# [Problem description]
Scan the lines below for the word "icon". Copy each line you find it in.
[Opening Supplied entries section]
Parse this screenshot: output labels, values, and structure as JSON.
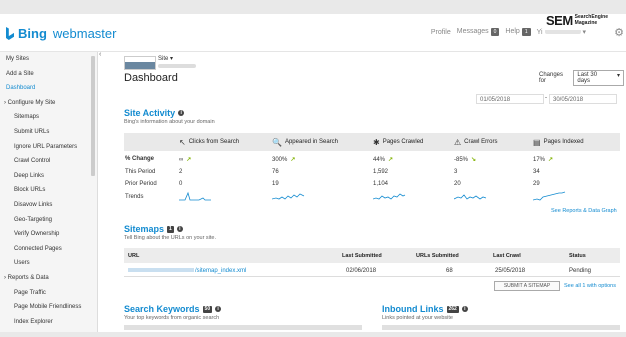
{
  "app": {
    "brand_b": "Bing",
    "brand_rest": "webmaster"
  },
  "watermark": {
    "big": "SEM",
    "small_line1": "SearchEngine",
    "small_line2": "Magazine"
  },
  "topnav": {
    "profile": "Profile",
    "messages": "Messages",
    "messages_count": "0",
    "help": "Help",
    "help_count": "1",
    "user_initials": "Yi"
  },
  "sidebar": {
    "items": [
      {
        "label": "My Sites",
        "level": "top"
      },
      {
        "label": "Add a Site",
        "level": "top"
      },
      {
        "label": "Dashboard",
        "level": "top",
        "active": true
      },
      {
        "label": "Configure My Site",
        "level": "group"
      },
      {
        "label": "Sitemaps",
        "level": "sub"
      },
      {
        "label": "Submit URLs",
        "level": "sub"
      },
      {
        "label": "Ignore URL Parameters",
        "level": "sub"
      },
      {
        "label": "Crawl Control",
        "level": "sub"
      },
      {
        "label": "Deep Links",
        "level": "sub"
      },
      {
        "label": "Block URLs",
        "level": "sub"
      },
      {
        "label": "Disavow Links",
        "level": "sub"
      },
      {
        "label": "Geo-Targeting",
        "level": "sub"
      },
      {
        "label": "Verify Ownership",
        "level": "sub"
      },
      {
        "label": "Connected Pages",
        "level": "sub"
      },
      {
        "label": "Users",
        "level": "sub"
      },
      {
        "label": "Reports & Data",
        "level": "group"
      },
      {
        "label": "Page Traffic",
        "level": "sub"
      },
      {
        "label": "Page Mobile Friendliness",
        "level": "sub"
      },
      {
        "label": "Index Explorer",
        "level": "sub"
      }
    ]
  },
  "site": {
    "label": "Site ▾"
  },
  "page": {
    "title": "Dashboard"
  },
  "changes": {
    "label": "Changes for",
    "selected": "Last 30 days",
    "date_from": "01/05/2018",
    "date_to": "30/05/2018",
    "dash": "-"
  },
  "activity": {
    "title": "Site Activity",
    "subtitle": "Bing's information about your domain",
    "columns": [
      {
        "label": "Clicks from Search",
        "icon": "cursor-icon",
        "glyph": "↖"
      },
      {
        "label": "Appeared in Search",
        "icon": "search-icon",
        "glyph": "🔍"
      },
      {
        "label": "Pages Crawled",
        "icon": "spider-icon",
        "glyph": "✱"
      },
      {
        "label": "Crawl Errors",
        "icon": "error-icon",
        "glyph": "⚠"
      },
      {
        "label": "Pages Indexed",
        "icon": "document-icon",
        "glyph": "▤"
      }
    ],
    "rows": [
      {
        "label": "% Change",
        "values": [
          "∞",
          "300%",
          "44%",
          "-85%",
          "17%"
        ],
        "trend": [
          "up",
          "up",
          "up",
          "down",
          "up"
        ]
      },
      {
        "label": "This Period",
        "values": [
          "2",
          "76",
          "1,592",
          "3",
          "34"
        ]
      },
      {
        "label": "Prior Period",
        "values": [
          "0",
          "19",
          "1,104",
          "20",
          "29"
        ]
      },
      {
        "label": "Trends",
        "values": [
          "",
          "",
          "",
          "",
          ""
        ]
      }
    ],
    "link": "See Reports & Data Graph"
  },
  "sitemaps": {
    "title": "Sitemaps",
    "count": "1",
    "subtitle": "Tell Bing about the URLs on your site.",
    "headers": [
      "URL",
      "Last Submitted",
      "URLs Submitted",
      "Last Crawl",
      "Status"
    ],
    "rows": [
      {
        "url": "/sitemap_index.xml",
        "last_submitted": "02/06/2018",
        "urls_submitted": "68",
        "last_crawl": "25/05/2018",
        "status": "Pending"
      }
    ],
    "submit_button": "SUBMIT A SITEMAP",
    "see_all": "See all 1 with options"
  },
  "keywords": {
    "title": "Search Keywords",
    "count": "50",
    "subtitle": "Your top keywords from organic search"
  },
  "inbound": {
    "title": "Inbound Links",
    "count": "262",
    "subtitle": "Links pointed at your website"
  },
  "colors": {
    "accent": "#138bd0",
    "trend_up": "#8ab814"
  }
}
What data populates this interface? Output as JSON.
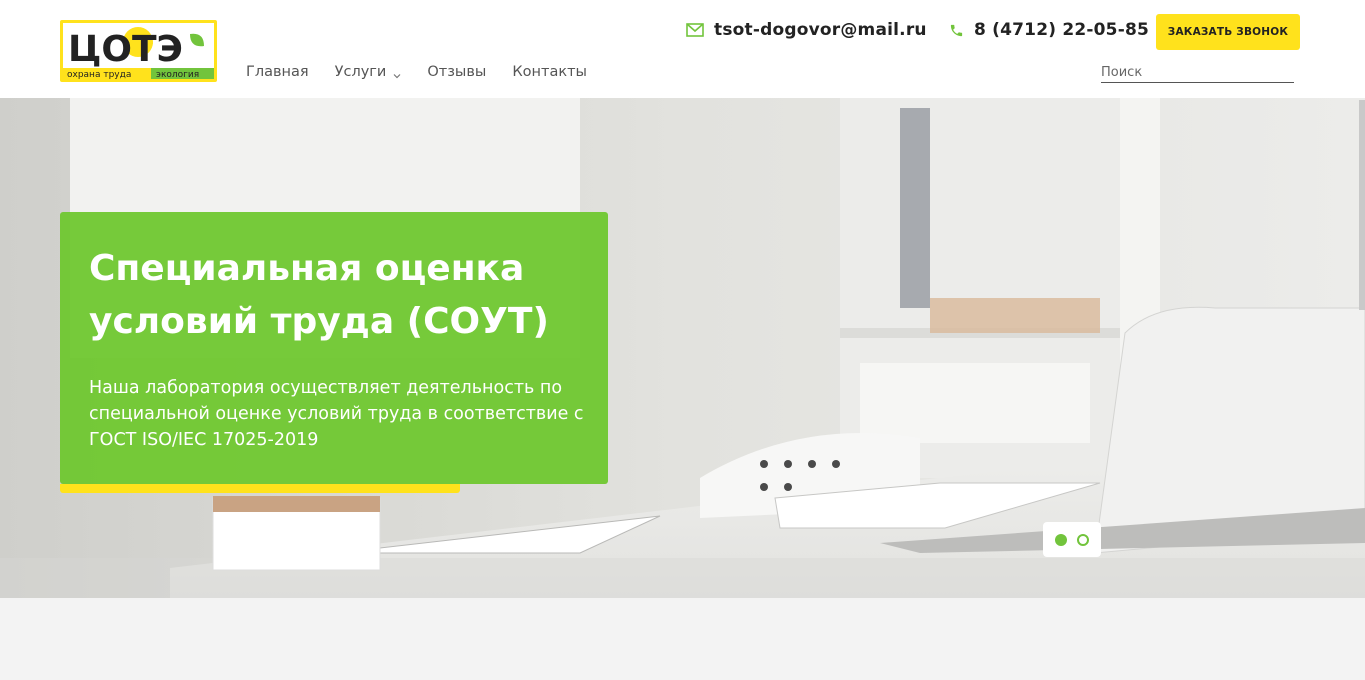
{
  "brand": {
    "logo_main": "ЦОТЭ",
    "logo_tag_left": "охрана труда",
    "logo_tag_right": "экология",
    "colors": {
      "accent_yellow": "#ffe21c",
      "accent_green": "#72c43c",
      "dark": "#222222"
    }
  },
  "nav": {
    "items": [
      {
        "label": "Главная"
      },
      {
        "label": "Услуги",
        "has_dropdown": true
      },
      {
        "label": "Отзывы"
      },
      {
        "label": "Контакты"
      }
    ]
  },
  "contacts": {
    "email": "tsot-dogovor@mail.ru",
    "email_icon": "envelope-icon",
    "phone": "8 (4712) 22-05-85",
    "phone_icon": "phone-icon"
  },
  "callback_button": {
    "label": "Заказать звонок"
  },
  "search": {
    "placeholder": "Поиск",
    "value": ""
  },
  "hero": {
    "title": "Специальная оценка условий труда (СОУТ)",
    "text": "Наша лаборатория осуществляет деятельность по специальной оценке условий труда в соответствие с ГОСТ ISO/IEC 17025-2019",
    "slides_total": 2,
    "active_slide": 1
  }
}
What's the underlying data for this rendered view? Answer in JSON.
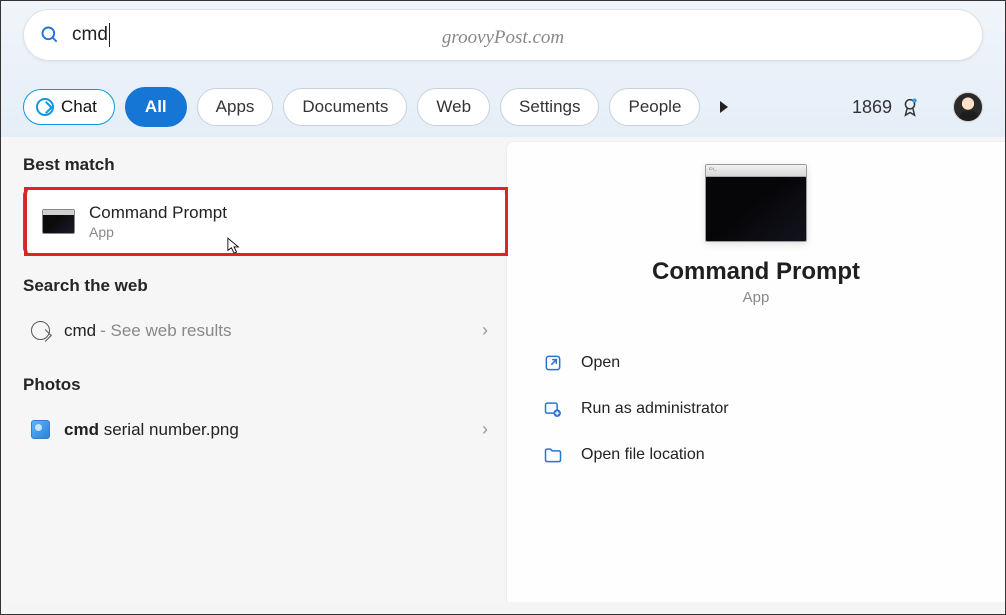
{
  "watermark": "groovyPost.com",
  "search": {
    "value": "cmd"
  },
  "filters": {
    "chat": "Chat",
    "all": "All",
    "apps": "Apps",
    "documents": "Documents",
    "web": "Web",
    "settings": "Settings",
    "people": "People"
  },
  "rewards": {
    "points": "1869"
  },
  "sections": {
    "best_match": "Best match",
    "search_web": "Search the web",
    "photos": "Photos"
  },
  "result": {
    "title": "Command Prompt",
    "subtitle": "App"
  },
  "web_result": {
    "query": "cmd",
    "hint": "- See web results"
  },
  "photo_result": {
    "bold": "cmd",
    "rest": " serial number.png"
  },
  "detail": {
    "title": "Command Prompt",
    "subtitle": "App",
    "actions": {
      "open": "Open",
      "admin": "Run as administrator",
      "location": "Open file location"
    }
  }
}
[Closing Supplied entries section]
# [Final answer]
        "icon": "cursor-icon",
        "icon": "search-icon",
        "icon": "spider-icon",
        "icon": "error-icon",
        "icon": "document-icon",
    "email_icon": "envelope-icon",
    "phone_icon": "phone-icon"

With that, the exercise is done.